- _WHAT YOU HAVE TO DO_
Report every line of the records below that contains the word "rest".

__________

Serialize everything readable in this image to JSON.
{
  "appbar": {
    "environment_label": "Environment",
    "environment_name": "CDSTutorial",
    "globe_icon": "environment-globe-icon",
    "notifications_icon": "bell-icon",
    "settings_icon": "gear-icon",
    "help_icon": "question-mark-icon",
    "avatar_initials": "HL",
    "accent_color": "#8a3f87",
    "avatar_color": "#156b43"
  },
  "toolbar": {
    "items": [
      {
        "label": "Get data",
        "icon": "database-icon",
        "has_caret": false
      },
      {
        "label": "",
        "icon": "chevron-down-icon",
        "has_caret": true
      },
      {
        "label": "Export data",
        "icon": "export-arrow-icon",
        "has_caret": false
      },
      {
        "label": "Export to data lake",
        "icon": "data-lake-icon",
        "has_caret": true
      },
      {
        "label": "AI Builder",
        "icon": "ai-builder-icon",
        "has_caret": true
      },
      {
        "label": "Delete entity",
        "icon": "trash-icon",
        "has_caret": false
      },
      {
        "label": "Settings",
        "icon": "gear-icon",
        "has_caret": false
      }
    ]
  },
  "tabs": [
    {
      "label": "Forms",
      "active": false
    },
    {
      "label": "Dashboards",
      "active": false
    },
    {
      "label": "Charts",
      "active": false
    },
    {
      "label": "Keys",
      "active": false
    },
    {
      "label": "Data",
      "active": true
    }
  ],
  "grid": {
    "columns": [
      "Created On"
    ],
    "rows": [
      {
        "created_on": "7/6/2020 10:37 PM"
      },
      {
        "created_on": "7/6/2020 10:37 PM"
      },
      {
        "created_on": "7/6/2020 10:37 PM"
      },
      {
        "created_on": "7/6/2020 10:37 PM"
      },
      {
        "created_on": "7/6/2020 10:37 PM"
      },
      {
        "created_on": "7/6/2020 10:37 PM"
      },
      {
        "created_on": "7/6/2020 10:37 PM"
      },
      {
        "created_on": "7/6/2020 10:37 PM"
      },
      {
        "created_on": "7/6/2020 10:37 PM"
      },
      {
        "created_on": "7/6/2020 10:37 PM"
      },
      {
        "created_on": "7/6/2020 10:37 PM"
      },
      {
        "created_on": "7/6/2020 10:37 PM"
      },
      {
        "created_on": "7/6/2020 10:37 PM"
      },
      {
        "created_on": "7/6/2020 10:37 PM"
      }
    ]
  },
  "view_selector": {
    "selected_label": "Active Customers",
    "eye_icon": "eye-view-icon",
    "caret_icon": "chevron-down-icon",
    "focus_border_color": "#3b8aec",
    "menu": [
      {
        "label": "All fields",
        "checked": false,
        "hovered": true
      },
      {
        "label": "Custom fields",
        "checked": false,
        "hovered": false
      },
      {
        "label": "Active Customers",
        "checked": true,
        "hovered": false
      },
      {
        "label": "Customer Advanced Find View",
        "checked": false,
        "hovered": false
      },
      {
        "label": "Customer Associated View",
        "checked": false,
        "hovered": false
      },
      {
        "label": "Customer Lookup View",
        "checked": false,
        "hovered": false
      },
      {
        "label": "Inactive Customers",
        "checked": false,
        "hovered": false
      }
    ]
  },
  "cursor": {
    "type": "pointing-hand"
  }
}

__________

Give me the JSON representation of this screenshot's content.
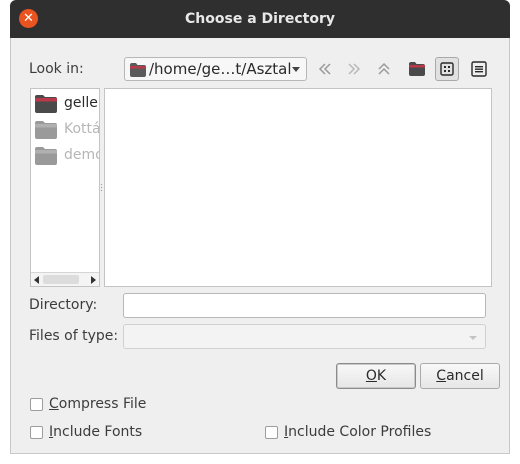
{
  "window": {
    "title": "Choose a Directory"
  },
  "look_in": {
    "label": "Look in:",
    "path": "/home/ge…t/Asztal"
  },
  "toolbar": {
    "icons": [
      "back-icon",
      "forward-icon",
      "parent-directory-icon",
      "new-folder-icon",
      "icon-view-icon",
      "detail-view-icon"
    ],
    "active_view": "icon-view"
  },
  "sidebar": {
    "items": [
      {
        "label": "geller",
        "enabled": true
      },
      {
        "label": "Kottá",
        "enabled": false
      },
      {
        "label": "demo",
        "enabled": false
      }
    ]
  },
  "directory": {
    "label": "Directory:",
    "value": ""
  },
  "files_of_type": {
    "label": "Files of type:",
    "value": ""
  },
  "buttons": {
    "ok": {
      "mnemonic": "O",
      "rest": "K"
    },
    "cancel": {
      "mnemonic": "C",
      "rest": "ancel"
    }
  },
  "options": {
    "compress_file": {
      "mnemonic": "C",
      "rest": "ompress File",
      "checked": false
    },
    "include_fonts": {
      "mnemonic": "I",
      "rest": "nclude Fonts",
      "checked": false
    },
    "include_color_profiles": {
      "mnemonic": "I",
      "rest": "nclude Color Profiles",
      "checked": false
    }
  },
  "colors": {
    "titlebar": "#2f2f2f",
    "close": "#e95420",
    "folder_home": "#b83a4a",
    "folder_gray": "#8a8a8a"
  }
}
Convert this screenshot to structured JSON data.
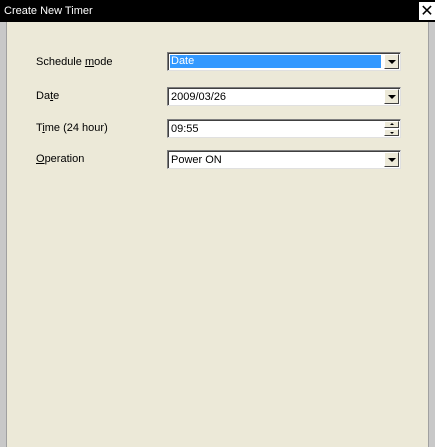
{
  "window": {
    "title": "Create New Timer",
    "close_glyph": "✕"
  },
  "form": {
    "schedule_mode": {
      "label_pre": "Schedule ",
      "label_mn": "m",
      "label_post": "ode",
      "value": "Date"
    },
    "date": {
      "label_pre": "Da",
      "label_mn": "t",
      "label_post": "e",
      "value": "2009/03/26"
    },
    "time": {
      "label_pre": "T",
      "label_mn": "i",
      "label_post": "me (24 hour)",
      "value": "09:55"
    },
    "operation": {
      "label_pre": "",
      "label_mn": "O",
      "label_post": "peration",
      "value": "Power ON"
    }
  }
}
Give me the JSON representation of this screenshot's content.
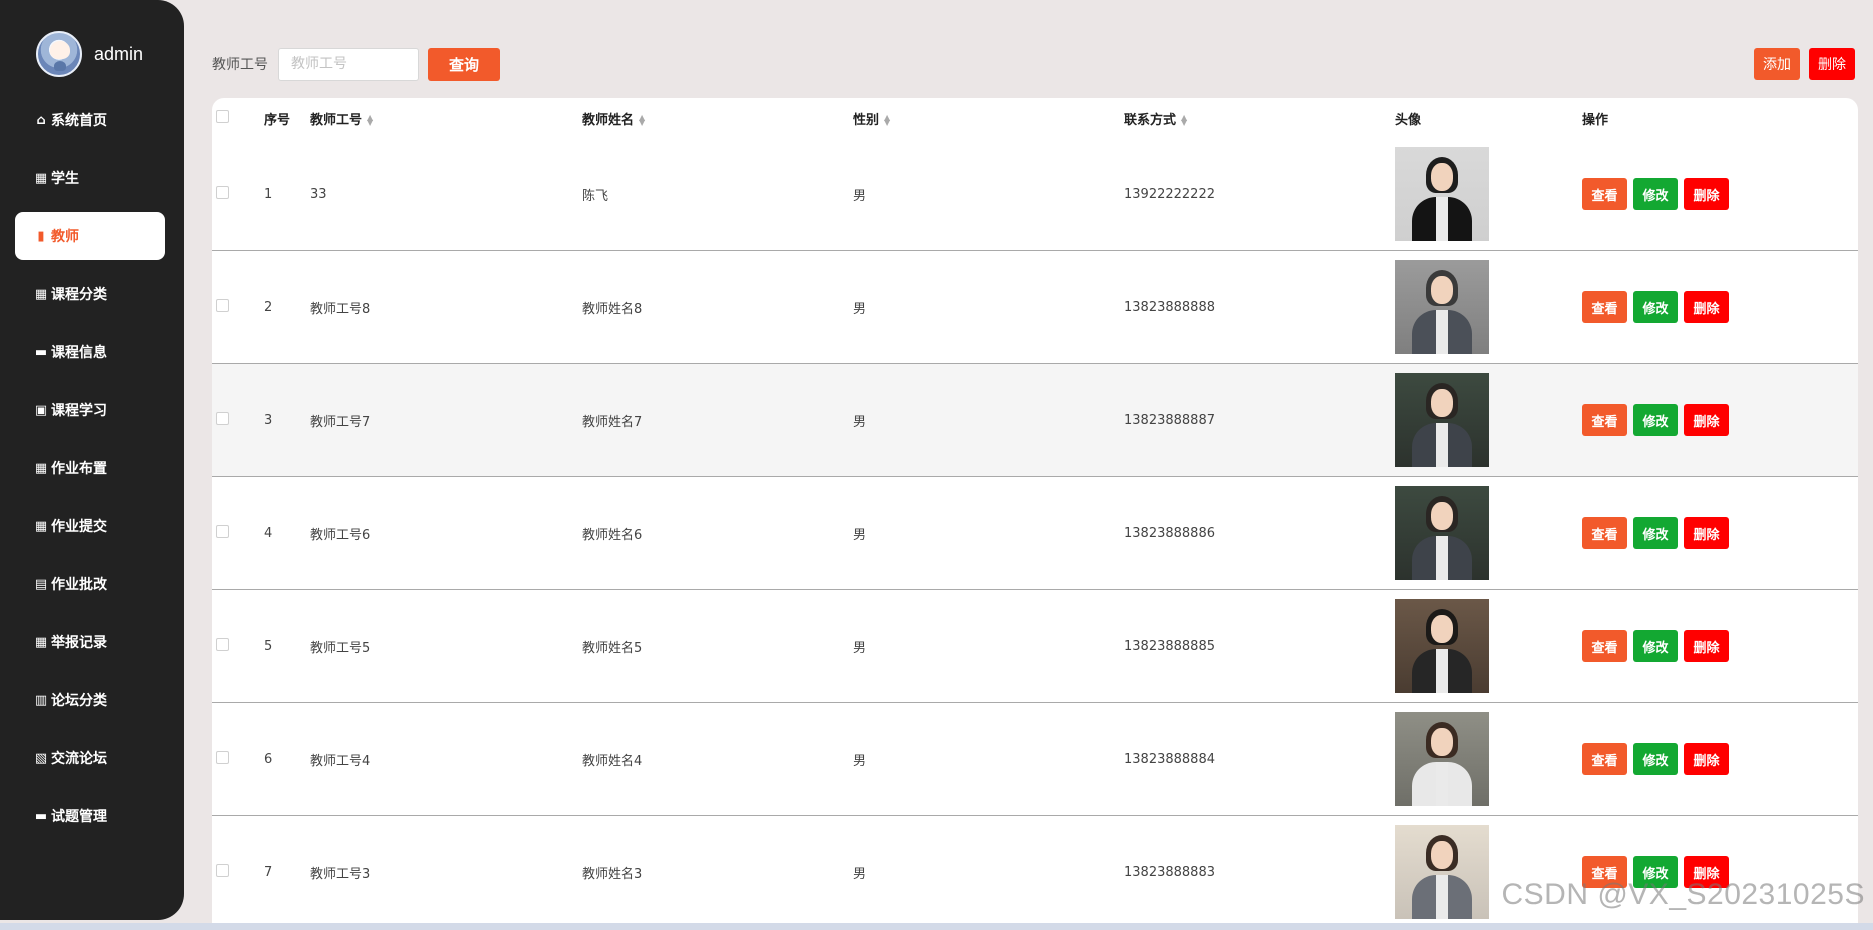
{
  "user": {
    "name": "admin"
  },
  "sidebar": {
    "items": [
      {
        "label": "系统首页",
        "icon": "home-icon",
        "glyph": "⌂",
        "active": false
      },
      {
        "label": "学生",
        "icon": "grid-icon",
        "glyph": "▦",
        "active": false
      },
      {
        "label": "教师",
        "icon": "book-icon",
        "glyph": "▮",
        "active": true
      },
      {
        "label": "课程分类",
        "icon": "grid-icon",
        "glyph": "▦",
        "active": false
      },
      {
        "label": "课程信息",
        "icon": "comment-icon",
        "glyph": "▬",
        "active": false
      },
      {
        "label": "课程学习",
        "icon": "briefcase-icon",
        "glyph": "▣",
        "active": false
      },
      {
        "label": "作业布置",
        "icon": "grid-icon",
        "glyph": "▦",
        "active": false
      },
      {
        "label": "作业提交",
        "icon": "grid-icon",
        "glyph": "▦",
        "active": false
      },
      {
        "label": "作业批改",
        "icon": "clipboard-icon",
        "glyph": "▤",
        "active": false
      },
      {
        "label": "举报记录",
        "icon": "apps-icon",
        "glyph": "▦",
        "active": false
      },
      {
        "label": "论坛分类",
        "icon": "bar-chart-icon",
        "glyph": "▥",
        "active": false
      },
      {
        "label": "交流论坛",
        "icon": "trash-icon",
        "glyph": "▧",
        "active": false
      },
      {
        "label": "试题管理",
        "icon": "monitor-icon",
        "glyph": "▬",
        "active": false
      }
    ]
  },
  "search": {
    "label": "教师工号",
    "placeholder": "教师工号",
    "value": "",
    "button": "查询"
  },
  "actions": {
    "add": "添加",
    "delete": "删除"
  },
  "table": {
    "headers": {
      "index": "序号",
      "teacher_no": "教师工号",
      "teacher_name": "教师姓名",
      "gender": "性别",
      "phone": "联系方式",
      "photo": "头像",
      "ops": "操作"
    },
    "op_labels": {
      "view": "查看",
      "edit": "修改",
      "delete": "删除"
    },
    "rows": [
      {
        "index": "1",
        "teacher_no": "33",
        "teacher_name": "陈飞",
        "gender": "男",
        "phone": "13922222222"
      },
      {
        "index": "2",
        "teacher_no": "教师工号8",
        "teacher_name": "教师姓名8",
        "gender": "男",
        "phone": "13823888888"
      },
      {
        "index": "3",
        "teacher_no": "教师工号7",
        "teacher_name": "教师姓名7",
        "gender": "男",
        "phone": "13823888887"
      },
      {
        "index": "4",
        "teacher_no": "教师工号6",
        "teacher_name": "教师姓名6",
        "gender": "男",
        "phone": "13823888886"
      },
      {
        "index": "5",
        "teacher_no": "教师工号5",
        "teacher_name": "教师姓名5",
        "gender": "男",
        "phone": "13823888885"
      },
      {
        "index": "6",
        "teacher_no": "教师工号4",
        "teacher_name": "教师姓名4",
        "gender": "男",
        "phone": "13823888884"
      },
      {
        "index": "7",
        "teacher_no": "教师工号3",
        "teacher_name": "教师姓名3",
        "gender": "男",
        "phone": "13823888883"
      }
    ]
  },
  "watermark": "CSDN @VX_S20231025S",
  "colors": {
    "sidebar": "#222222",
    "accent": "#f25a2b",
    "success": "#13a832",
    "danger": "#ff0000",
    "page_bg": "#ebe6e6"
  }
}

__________

- _TASK RESPONSE_
      "rest": "K"
      "rest": "ancel"
      "rest": "ompress File",
      "rest": "nclude Fonts",
      "rest": "nclude Color Profiles",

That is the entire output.